To remove the possibility of this generation of an undesired spark, the adapter plug 13 is inserted between plugs 28 and 11. The generation of the desired sparks is not prevented by the addition of the adapter circuit, since, for closed switch40, transistor 23 is always conductive and therefore prevents switching of thyristor 25 to the conductive state. If, however, switch 40 is opened while switch 43 is closed, transistors 23, 1, 4, and 7 will all have blocked emitter-collector circuits. The blocked emitter-collector circuit of transistor 23 causes the voltage induced across winding 35 to generate an induction current through resistor 24, diode 26 and the gate circuit of thyristor 25. This causes thyristor 25 to switch to the conductivestate. Energy is shunted from the ignition transformer so that no spark is generated.
The above example illustrates how the functioning of the ignition system can be expanded and improved by the circuitry in the adapter plug. Such improvement and expansion of functioning of other circuits is, of course, possible. For example,the operation of circuits controlling fuel injection can be expanded by circuitry in an adapter plug which, when the engine speed exceeds a predetermined maximum speed, causes the fuel supply to be cut off entirely. This can be accomplished bymonitoring the injection pulses by means of a storage and a threshold switch connected to the storage.
The present invention is also not to be limited to a single adapter plug inserted between plug-in units and the sockets receiving the plug-in units. A multiplicity of such plugs can, of course, greatly improve the functioning of the units nowpresent in internal combustion engines.

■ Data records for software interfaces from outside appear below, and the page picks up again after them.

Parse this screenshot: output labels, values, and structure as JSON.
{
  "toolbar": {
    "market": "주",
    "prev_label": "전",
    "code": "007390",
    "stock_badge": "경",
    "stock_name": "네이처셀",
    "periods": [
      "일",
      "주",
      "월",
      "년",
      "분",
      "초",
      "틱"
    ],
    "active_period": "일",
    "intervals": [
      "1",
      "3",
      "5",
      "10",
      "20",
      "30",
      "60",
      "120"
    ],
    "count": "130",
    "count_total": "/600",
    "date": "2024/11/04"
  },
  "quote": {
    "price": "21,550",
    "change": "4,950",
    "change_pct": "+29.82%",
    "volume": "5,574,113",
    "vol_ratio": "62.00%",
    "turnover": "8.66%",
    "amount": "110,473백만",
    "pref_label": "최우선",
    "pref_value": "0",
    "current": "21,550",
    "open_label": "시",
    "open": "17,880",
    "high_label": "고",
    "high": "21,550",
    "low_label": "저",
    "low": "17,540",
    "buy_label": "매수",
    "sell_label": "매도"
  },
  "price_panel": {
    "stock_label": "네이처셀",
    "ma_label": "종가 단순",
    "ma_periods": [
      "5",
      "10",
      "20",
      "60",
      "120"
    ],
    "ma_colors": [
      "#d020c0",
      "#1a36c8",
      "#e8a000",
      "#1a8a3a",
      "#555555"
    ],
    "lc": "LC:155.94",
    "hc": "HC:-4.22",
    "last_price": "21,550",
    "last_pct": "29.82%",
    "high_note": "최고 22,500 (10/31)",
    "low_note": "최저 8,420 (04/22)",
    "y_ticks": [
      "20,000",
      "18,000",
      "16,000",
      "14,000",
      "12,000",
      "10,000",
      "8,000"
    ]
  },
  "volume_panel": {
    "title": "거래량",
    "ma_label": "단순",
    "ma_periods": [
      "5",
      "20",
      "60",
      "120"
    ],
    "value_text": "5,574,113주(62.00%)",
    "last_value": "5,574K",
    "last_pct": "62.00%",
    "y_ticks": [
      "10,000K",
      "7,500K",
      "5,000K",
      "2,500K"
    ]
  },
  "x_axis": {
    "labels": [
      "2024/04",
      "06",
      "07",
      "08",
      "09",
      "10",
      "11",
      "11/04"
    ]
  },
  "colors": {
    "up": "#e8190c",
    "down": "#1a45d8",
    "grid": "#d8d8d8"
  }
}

Various changes and modifications may be made within the scope of the inventive concepts.